What is amyotrophic lateral sclerosis (ALS)
Amyotrophic lateral sclerosis, also known as ALS or Lou Gehrig's disease, is a progressive degenerative brain and spinal cord disorder. ALS affects the voluntary nerves that control swallowing, speech and movement.
There are two types of ALS — sporadic and familial (runs in families). Most cases (85-90 percent) of ALS are sporadic.
ALS is a rare condition that affects approximately two out of every 100,000 people in the United States. There are an estimated 20,000 people living with ALS in the United States now.
Causes of amyotrophic lateral sclerosis (ALS)
The cause of sporadic ALS is unknown.
Risk factors for amyotrophic lateral sclerosis (ALS)
Risk factors for developing ALS include:
- Genetic defect — a mutation on chromosome 21 can increase your chance of developing ALS
- Age — people between 40 and 60 years old are most likely to develop ALS
- Gender — before 65 years old women are more likely to develop ALS
- Tobacco use — women under 65 who are smokers are more likely to develop ALS
- Environmental causes — exposure to lead and other toxins may increase your likelihood of developing ALS later in life
Symptoms of amyotrophic lateral sclerosis (ALS)
Symptoms of ALS typically begin in the hands, feet and limbs and intensify as the disease progresses.
Early signs of ALS may include:
- Trouble speaking or slurred speech
- Difficulty eating or swallowing
- Trouble walking or tripping easily
- Inability to perform daily tasks
- Difficulty breathing
- Muscle weakness or wasting
Diagnosis of amyotrophic lateral sclerosis (ALS)
If your primary care doctor suspects you have ALS, he or she will refer you to a neurologist for diagnosis and treatment.
Because there are no specific tests to diagnose ALS, diagnosis can take months or years as your doctor evaluates the progression of your symptoms. During the diagnosis period, your doctor will monitor the state of your neuromuscular function.
Because ALS symptoms can mimic other conditions, your doctor may order diagnostic testing such as:
- Electromyogram (EMG) - an EMG can evaluate the electrical activity in your brain to determine if you have ALS or another nerve issue that is causing your symptoms.

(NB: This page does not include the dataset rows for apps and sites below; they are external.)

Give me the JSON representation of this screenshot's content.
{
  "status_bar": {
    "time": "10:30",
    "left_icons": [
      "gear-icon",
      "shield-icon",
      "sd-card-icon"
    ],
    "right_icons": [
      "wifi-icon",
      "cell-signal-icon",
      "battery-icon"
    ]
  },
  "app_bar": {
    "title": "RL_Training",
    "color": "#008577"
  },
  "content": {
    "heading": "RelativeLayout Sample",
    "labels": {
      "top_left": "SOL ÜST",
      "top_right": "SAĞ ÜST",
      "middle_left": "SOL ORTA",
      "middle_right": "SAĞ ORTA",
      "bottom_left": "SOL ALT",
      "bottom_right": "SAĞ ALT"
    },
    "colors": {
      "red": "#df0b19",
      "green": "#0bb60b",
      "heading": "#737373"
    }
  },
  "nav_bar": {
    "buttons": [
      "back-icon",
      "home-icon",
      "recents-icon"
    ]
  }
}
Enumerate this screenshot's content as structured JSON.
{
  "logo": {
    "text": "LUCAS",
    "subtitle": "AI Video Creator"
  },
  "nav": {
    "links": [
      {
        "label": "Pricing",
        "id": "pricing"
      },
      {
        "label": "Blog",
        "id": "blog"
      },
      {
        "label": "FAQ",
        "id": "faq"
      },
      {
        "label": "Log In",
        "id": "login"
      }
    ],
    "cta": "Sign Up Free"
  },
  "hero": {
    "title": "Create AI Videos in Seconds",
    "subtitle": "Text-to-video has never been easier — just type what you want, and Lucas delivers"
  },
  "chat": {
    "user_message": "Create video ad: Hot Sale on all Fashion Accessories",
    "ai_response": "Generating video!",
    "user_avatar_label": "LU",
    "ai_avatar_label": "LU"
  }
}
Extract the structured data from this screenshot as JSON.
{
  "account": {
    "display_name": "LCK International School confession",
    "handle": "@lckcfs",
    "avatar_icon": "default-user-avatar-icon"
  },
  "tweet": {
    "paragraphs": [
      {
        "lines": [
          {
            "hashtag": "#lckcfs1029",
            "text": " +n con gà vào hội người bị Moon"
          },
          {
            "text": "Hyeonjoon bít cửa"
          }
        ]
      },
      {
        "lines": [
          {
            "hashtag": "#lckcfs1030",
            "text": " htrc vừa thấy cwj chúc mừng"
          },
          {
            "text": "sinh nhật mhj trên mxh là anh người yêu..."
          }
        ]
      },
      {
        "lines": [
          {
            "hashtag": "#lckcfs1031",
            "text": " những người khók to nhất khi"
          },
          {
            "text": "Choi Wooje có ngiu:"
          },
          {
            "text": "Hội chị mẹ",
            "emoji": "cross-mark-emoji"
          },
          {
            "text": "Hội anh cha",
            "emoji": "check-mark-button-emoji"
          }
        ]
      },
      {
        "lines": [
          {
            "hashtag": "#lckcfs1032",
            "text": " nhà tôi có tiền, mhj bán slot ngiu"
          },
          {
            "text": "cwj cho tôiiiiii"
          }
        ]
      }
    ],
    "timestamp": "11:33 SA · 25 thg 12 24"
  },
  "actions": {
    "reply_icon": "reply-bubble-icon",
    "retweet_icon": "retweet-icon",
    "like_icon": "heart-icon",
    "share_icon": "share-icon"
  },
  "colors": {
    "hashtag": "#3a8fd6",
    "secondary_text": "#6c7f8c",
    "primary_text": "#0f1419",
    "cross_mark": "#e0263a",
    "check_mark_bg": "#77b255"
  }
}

- Nerve conduction study (NCV) - a nerve conduction study may be done if your doctor suspects nerve damage.
- MRI (magnetic resonance imaging) - an MRI can take images of your brain and spinal cord to determine if you have tumors or other conditions that may be causing your symptoms.
- Blood tests - a blood test can help determine other conditions that have similar symptoms.
- Lumbar puncture - during a lumbar puncture, your doctor will remove spinal fluid from your spinal cord. The fluid will be sent to a lab for evaluation.
- Muscle or nerve biopsy - if your doctor thinks you have muscle dysfunction, you may have a muscle biopsy where some of the muscle is taken and analyzed.
Treatment of amyotrophic lateral sclerosis (ALS)
There is not a cure for ALS, so the goal of treatment is to improve quality of life and slow the progression of the disease. Patients with ALS are treated by a team of Mercy Health doctors and healthcare providers who will work together to develop the most appropriate treatment plan for your case.
There are two medications that are FDA approved to slow the progression of ALS including:
- Riluzole - Riluzole can reduce the progression of ALS but is expensive and not effective in all cases.
- Edaravone (Radicava) - Radicava is a recently approved medication (2017) for ALS that is given over a period of 10 days to 2 weeks via IV.
Other medications used to treat the symptoms of ALS include:
- Baclofen or diazepam are used to control muscle spasms
- Gabapentin is used to manage pain
- Trihexyphenidyl or amitriptyline can help patients who aren’t able to swallow
- Medications for constipation, fatigue, depression and sleep
Therapies that may be necessary include:
- Physical therapy
- Occupational therapy
- Breathing treatments
- Nutritional support or dietary counseling
- Psychological and social support